A couple of months after I finished rewriting the Vinagre help in Mallard, I have had to come back to it because the user interface changed quite significantly (and will continue to change), so some of the help pages needed rewriting/removing/reordering. Dave also noticed that the online version of the help was rather old and Damned Lies showed more translations of the help than actually existed.
One bug and a fix later, the online version should always be up-to-date now. Damned Lies has also been updated (the bug was fixed very quickly by Claude Paroz) which was followed by a surge of translations! More are always welcome 🙂
I based my application for the Outreach Program on a DocBook to Mallard port of the Vinagre help.. suffice to say, it wasn’t that great. So, I have now fixed it up, with some pointers from Shaun, to be more topic-oriented and less *ahem* technical.
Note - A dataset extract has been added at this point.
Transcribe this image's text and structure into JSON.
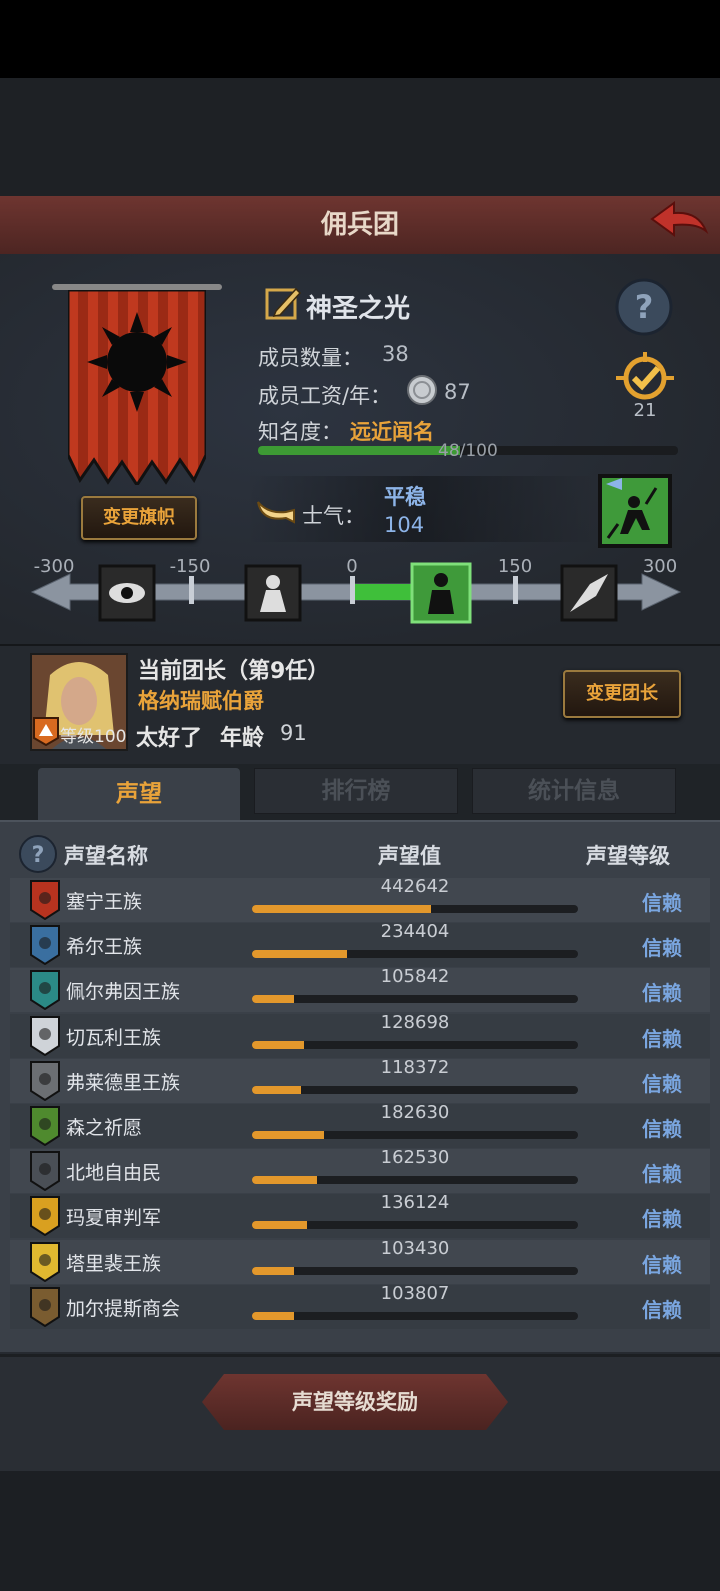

I have since started working on Brasero. This time, I have an advantage of starting with some notes for what should be included in the help, which were written up at the Open Help Conference brainstorming sprint. While writing instructions on how to use the application is not particularly challenging, I am finding that writing in a way which is “not technical” and understandable by users who would look at the help quite difficult, because terms which I take for granted are often misunderstood or not known by the audience I should be aiming at.. which is probably not anyone reading this blog. But the biggest problem I have come across is that Brasero could do with some love and care. I won’t count the number of ways of making it crash that I have managed to find, but with 229 open bugs, it is in need of some maintenance.
I have not been able to find a good guide on the style of the writing needed for user help, so I have been using the Empathy help as an example, with Shaun giving me feedback as I go along.
..or at least I was, last time I looked in the mirror. Most people call me Kat. Those who don’t know me, attempt to use my full name. They often have fun trying to pronounce it right.
I have been a GNOME user for almost four and a half years. It wasn’t a voluntary decision, I came home one day to find that my laptop had this weird thing, that I had never seen before, installed on it. It took some time getting used to, and so did the ups and
breakages downs. Feels like it’s now time for me to break fix GNOME a bit, which is why I am about to start (and if I am correct, I am the last to do so) one of GNOME’s Outreach Programs for Women: I will be working on documentation (with Shaun McCance keeping me in line).
Why last to start? Because I have just come back from an awesome holiday in the US.